Exercise instructions =>
Please reproduce the records exactly, leaving out any pictures.

Data to examine =>
********

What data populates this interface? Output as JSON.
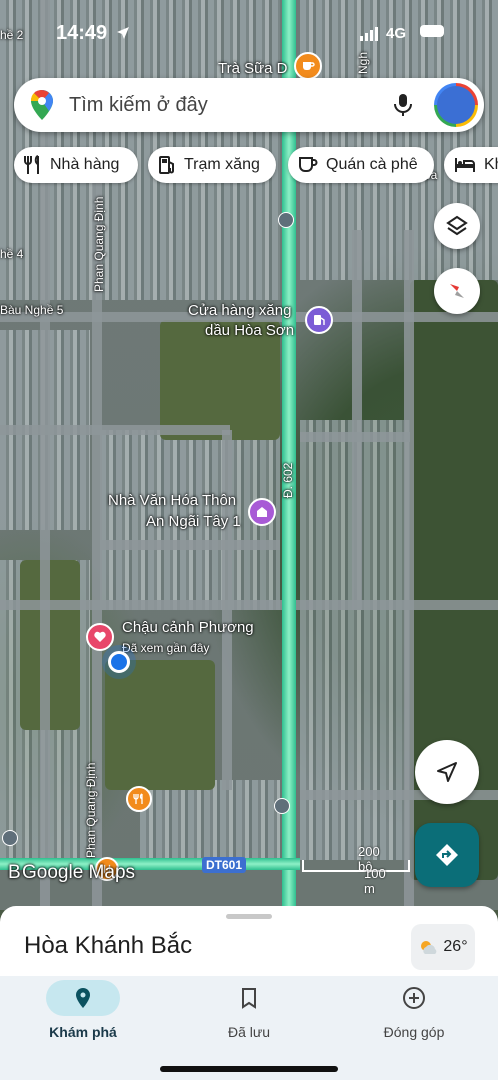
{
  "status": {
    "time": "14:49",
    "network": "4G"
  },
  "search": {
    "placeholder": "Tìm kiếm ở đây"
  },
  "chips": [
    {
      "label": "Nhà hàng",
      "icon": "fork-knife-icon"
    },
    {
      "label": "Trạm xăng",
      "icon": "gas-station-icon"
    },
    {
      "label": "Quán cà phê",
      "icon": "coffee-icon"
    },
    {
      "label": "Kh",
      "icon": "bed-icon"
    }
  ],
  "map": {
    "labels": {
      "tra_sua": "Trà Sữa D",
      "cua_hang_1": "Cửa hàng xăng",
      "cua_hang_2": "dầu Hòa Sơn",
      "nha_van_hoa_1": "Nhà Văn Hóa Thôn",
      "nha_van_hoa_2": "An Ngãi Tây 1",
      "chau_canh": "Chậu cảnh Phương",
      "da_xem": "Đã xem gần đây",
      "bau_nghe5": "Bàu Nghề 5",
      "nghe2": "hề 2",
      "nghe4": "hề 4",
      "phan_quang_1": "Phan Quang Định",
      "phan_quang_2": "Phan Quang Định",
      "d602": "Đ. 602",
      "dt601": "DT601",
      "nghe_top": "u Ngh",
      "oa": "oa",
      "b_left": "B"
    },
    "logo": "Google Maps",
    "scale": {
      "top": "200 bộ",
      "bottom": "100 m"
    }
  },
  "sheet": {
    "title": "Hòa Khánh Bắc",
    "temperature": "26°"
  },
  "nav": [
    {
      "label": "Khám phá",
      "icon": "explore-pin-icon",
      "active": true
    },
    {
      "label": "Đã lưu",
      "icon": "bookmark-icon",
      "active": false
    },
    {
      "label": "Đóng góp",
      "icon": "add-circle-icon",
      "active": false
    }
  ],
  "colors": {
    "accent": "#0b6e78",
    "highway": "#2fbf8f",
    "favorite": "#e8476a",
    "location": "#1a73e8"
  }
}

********

Answer box =>
What data populates this interface? Output as JSON.
{
  "status": {
    "time": "14:49",
    "network": "4G"
  },
  "search": {
    "placeholder": "Tìm kiếm ở đây"
  },
  "chips": [
    {
      "label": "Nhà hàng",
      "icon": "fork-knife-icon"
    },
    {
      "label": "Trạm xăng",
      "icon": "gas-station-icon"
    },
    {
      "label": "Quán cà phê",
      "icon": "coffee-icon"
    },
    {
      "label": "Kh",
      "icon": "bed-icon"
    }
  ],
  "map": {
    "labels": {
      "tra_sua": "Trà Sữa D",
      "cua_hang_1": "Cửa hàng xăng",
      "cua_hang_2": "dầu Hòa Sơn",
      "nha_van_hoa_1": "Nhà Văn Hóa Thôn",
      "nha_van_hoa_2": "An Ngãi Tây 1",
      "chau_canh": "Chậu cảnh Phương",
      "da_xem": "Đã xem gần đây",
      "bau_nghe5": "Bàu Nghề 5",
      "nghe2": "hề 2",
      "nghe4": "hề 4",
      "phan_quang_1": "Phan Quang Định",
      "phan_quang_2": "Phan Quang Định",
      "d602": "Đ. 602",
      "dt601": "DT601",
      "nghe_top": "u Ngh",
      "oa": "oa",
      "b_left": "B"
    },
    "logo": "Google Maps",
    "scale": {
      "top": "200 bộ",
      "bottom": "100 m"
    }
  },
  "sheet": {
    "title": "Hòa Khánh Bắc",
    "temperature": "26°"
  },
  "nav": [
    {
      "label": "Khám phá",
      "icon": "explore-pin-icon",
      "active": true
    },
    {
      "label": "Đã lưu",
      "icon": "bookmark-icon",
      "active": false
    },
    {
      "label": "Đóng góp",
      "icon": "add-circle-icon",
      "active": false
    }
  ],
  "colors": {
    "accent": "#0b6e78",
    "highway": "#2fbf8f",
    "favorite": "#e8476a",
    "location": "#1a73e8"
  }
}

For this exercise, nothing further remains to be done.